Andrews didn’t have to offer up a theory of why people are unhappy with the movement. He had plenty of people to ask. The original conspiracy tweet was a response to someone (Eiynah) willing to detail problems within the movement. She’s since repeated the offer, with no response. He simply continues to chalk people’s objections up to irrational thinking.

These are all unforced errors. People didn’t ask these men to speak on harassment and assault generally. They–we–simply wanted to know that the Krauss allegations weren’t going to be swept under the rug or, worse, going to be the occasion of another round of calling women in the secular movement some version of “hysterical” for daring to object. How these men with considerable influence responded would go a long way toward setting the tone on that. We wanted a clear signal.
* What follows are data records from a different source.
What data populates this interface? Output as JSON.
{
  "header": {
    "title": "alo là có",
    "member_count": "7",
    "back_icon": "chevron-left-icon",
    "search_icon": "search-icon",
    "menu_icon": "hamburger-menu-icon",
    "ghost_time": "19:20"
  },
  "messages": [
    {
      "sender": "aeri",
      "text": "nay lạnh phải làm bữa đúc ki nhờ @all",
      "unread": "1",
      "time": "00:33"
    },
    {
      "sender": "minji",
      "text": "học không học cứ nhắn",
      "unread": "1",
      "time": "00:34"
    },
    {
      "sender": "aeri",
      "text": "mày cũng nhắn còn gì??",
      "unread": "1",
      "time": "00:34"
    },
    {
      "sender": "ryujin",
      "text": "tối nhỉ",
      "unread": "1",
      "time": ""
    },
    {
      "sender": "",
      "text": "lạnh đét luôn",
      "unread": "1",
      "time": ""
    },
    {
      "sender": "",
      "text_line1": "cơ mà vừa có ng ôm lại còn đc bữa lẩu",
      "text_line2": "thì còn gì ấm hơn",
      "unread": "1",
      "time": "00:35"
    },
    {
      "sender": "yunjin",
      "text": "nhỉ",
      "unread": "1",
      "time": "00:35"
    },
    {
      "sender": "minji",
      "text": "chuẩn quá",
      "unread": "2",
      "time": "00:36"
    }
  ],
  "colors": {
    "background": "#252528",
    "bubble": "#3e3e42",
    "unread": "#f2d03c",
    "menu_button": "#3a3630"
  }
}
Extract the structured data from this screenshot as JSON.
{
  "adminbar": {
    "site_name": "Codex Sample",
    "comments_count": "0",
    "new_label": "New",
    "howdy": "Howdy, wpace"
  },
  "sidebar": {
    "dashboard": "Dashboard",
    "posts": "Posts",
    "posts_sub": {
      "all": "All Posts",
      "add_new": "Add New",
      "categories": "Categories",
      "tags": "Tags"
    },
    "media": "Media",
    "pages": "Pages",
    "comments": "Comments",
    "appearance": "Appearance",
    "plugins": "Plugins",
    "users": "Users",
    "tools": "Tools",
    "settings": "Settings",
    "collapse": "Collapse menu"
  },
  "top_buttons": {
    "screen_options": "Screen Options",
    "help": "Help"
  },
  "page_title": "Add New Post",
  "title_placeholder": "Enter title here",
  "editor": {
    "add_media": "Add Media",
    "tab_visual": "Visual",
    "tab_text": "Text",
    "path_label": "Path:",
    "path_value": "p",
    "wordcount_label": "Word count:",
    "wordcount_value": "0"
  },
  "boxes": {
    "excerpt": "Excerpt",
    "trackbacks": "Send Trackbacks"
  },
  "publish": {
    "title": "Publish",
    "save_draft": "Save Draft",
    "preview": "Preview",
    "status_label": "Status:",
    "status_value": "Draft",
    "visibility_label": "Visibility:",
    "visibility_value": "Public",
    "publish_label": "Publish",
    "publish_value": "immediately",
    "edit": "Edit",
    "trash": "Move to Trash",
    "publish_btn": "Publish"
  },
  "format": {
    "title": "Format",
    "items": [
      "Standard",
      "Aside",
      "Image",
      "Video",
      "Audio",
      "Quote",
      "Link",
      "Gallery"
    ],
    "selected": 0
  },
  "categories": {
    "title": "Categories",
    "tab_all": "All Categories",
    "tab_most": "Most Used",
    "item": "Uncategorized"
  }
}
Instead we got a lot of words on assault and harassment from people who didn’t know that much about it. In some cases, that may have been meant well, as a sign of how seriously this should be treated. In others, it may have been ass-covering or distraction. Ultimately, I don’t care that much.

What I do care about is making a movement where behavior like Krauss’s isn’t tolerated, where it isn’t excused, where it isn’t minimized. I want the people with influence to, if not work toward that goal, at least stay out of the way. That didn’t happen here because these guys felt compelled for whatever reason to say more than they needed to and to speak beyond the limits of their education. The clear messages we asked for were obscured.

None of that would have happened if they’d shut up and listened. We have women in the movement with expertise on these topics. I’m one of them, but there are plenty of others if I’m unacceptable for some reason. These men could have said, “You know, aside from knowing they’re wrong, I don’t really know that much about how harassment and assault work because I haven’t studied them. I’m going to defer to these women on the subject. How about you ask them instead of me?”

Instead, they spoke and spread misinformation. As people with expertise, and as people who bear the consequences of people continuing to get things wrong, we had to speak up. That put us in conflict with the men getting things wrong.

We didn’t ask for this conflict. We asked several years ago for the men of the movement to shut up and listen to the women on this. Instead, we’ve been treated as though power—institutional resources, platforms, audiences–entitles these men to be wrong publicly without criticism. It doesn’t. That’s both unacceptable on its own and contradicts the principles of this movement.

Text graphic: "You could just say nothing. #elonslaw #twibnation"
Seriously, you could.

So when will the men of this movement learn to shut up and listen to the people who have less power but more expertise in relevant areas? It didn’t happen after Women in Secularism 2. It didn’t happen after it was demonstrated we weren’t being hysterical over Shermer. It didn’t happen after it was demonstrated we knew what we were talking about with Krauss.

What does it take? When do they stop talking over us when they don’t know what they’re talking about? When do they start amplifying those of us who do know instead?

It isn’t the principle that’s the problem. Is it an emotional reaction to the wording? Because I’m willing to change that if needed.

Whatever it takes. I just want to know when.

Text box: "Want to see more work like this? Support me on Patreon"

Why Are You Talking?